Once News Corps' Web Sites go behind a paywall, chief executive Rupert Murdoch suggested that they'll disappear from searches on Google and other engines.
Murdoch was responding to Sky News political editor David Speers, who asked why News Corp. hasn't blocked search engines from indexing sites. "Well, I think we will, but that's when we start charging," Murdoch said.
In August, Murdoch said that all News Corp. Web sites will go behind a paywall by next summer, a bold move as many Web sites have abandoned their unsuccessful paid subscription strategies, relying on eyeballs and advertising revenue instead.
I'm not sure Murdoch fully understood Speers' question about blocking search engines, because he then adds "We do it already with the Wall Street Journal. We have a wall, but it's not right to the ceiling." Many reports on Murdoch's comments suggest that Murdoch will block search engines entirely, but that's not the case with the Wall Street Journal. You can still find occasional stories by searching Google News.
Regardless of what Murdoch meant, the bigger point remains that he's not interested in readers who find News Corp. articles through search engines. "Who knows who they are or where they are," Murdoch said, referring to search-driven visitors, "and they don't suddenly become loyal readers of our content."
Murdoch's philosophy of getting money from loyal readers is still a huge gamble, because there's no guarantee those readers will stick around once they're forced to pay. Think of it this way: If we've been friends for five years, and I suddenly tell you that our friendship requires a lot of work on my end, and that I'll need money to keep it going, will you happily pony it up because you value what I provide, or will you look for someone new?
You might argue that the news business is not a two-way street, but increasingly, it is. Content isn't top-down like it used to be; it's an ongoing discussion amongst readers and writers, and between different Web sites. Because, as Murdoch says in the interview, "there are no Web sites . . . making any serious money," he's not interested in being part of the discussion.
Murdoch's vision of online news is draconian: He believes News Corp. can profit through the print mentality of getting subscribers to read every day and pay for the privilege.
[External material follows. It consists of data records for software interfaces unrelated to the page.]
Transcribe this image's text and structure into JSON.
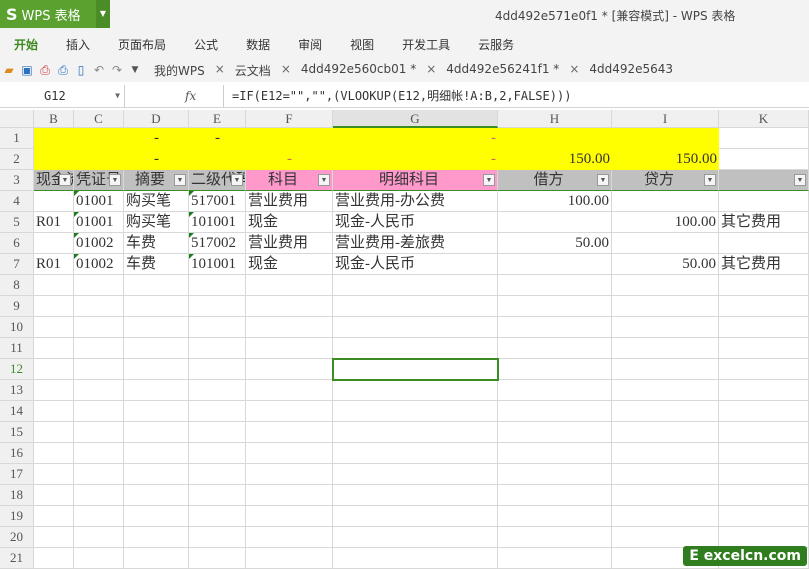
{
  "app": {
    "logo": "WPS 表格",
    "title": "4dd492e571e0f1 * [兼容模式] - WPS 表格"
  },
  "ribbon": [
    "开始",
    "插入",
    "页面布局",
    "公式",
    "数据",
    "审阅",
    "视图",
    "开发工具",
    "云服务"
  ],
  "doc_tabs": [
    "我的WPS",
    "云文档",
    "4dd492e560cb01 *",
    "4dd492e56241f1 *",
    "4dd492e5643"
  ],
  "formula_bar": {
    "name_box": "G12",
    "fx": "fx",
    "formula": "=IF(E12=\"\",\"\",(VLOOKUP(E12,明细帐!A:B,2,FALSE)))"
  },
  "columns": [
    "B",
    "C",
    "D",
    "E",
    "F",
    "G",
    "H",
    "I",
    "K"
  ],
  "rows": [
    [
      "",
      "",
      "-",
      "-",
      "",
      "-",
      "",
      "",
      ""
    ],
    [
      "",
      "",
      "-",
      "",
      "-",
      "-",
      "150.00",
      "150.00",
      ""
    ],
    [
      "现金流",
      "凭证号",
      "摘要",
      "二级代码",
      "科目",
      "明细科目",
      "借方",
      "贷方",
      ""
    ],
    [
      "",
      "01001",
      "购买笔",
      "517001",
      "营业费用",
      "营业费用-办公费",
      "100.00",
      "",
      ""
    ],
    [
      "R01",
      "01001",
      "购买笔",
      "101001",
      "现金",
      "现金-人民币",
      "",
      "100.00",
      "其它费用"
    ],
    [
      "",
      "01002",
      "车费",
      "517002",
      "营业费用",
      "营业费用-差旅费",
      "50.00",
      "",
      ""
    ],
    [
      "R01",
      "01002",
      "车费",
      "101001",
      "现金",
      "现金-人民币",
      "",
      "50.00",
      "其它费用"
    ]
  ],
  "total_rows": 21,
  "selected_cell": "G12",
  "colors": {
    "yellow": "#ffff00",
    "pink": "#ff99cc",
    "gray": "#c0c0c0",
    "accent": "#3a8d23"
  },
  "watermark": "Excelcn.com"
}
That vision may not need the services of search engines, but it could also prove to be a bust.